## DESCRIPTION OF THE TASK
Return exactly the lines from the one containing "Transcribe this image's" through the end of the material below, and leave the images out.

___ AVAILABLE DATA

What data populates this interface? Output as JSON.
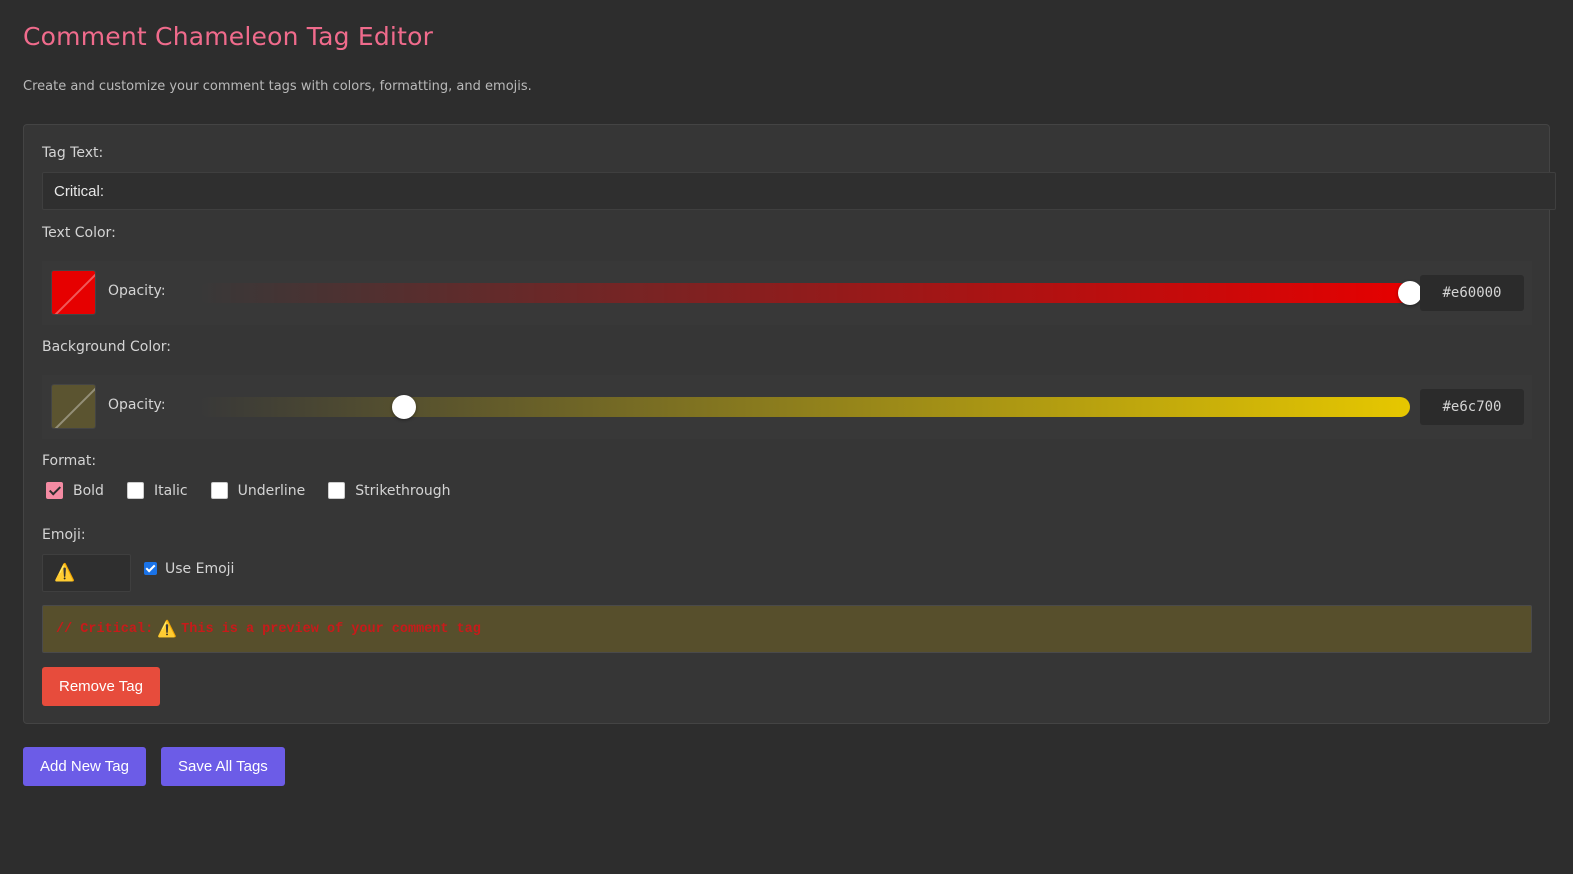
{
  "header": {
    "title": "Comment Chameleon Tag Editor",
    "subtitle": "Create and customize your comment tags with colors, formatting, and emojis."
  },
  "tag": {
    "text_label": "Tag Text:",
    "text_value": "Critical:",
    "text_color": {
      "label": "Text Color:",
      "opacity_label": "Opacity:",
      "hex": "#e60000",
      "opacity": 1.0,
      "swatch": "#e60000"
    },
    "bg_color": {
      "label": "Background Color:",
      "opacity_label": "Opacity:",
      "hex": "#e6c700",
      "opacity": 0.17,
      "swatch": "#5b5430"
    },
    "format": {
      "label": "Format:",
      "options": [
        {
          "label": "Bold",
          "checked": true
        },
        {
          "label": "Italic",
          "checked": false
        },
        {
          "label": "Underline",
          "checked": false
        },
        {
          "label": "Strikethrough",
          "checked": false
        }
      ]
    },
    "emoji": {
      "label": "Emoji:",
      "value": "⚠️",
      "use_label": "Use Emoji",
      "use_checked": true
    },
    "preview": {
      "prefix": "// Critical:",
      "emoji": "⚠️",
      "suffix": "This is a preview of your comment tag"
    },
    "remove_label": "Remove Tag"
  },
  "actions": {
    "add_label": "Add New Tag",
    "save_label": "Save All Tags"
  }
}
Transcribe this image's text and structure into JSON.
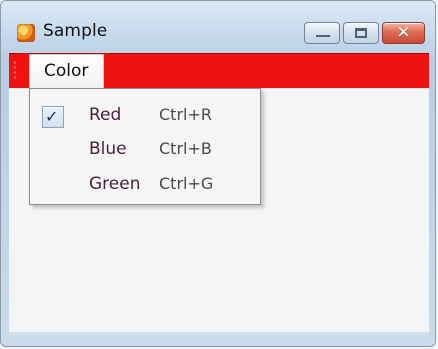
{
  "window": {
    "title": "Sample"
  },
  "menu": {
    "top_label": "Color",
    "items": [
      {
        "label": "Red",
        "shortcut": "Ctrl+R",
        "checked": true
      },
      {
        "label": "Blue",
        "shortcut": "Ctrl+B",
        "checked": false
      },
      {
        "label": "Green",
        "shortcut": "Ctrl+G",
        "checked": false
      }
    ]
  },
  "icons": {
    "app": "app-icon",
    "minimize": "minimize-icon",
    "maximize": "maximize-icon",
    "close": "close-icon",
    "check": "check-icon"
  },
  "colors": {
    "menubar": "#f01111",
    "menu_text": "#45223b",
    "close_button": "#d84f39"
  }
}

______

## REPLY TO THE TASK
Transcribe this image's text and structure into JSON.
{
  "window": {
    "title": "Sample"
  },
  "menu": {
    "top_label": "Color",
    "items": [
      {
        "label": "Red",
        "shortcut": "Ctrl+R",
        "checked": true
      },
      {
        "label": "Blue",
        "shortcut": "Ctrl+B",
        "checked": false
      },
      {
        "label": "Green",
        "shortcut": "Ctrl+G",
        "checked": false
      }
    ]
  },
  "icons": {
    "app": "app-icon",
    "minimize": "minimize-icon",
    "maximize": "maximize-icon",
    "close": "close-icon",
    "check": "check-icon"
  },
  "colors": {
    "menubar": "#f01111",
    "menu_text": "#45223b",
    "close_button": "#d84f39"
  }
}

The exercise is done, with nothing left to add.